Late last week, a number of good-government groups and government-ethics lawyers issued a public letter that called on Trump to follow the latter course. “We understand that this arrangement would require you to sever your relationship with the businesses that bear your name and with which you have invested a life’s work,” the letter said. “But whatever the personal discomfort caused, there is no acceptable alternative—and your duties to the American people now must prevail over your personal ties to the Trump Organization businesses.” One of the letter’s signatories was Norm Eisen. Another was Common Cause, an organization whose vice-president of policy and litigation said, in a statement, “Turning your businesses over to your children is what leaders of Banana Republics do. Americans expect and deserve better from the Trump Administration.”

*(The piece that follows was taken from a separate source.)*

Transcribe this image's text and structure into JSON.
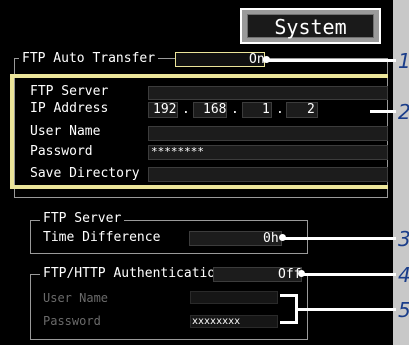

None other than the Wall Street Journal advises Trump to follow the second course and divest - completely.
Trump and his advisers will be tempted to shrug off these demands as the work of Democrats and other ill-wishers. They may have more difficulty in dismissing the views of the editorial board of the Wall Street Journal, a very influential voice in Republican circles. “Mr. Trump’s best option is to liquidate his stake in the company,” an editorial in the Journal said on Friday. And it went on: “If Mr. Trump doesn’t liquidate, he will be accused of a pecuniary motive any time he takes a policy position… . Along the way Mr. Trump could expose himself to charges, however unfair, that he is violating the Constitution’s Emoluments Clause, which prohibits public officials from accepting gifts or payment from foreign governments.” In conclusion, the editorial said, “The presidential stakes are too high for Mr. Trump to let his family business become a daily political target.”
That will be the reality facing Trump if he ignores the advice to liquidate his holdings—and it will be a perfectly justified reality. The choice is his, and he seems determined to brazen it out. “Prior to the election it was well known that I have interests in properties all over the world,” he said Monday night on Twitter. “Only the crooked media makes this a big deal.”
And so it goes. Round and round. Trump’s conflicts of interest are dissed by blaming the press. Try as he might, Trump the President-elect cannot distance himself from Trump the "blustering, bluffing blowhard as he was during the campaign.”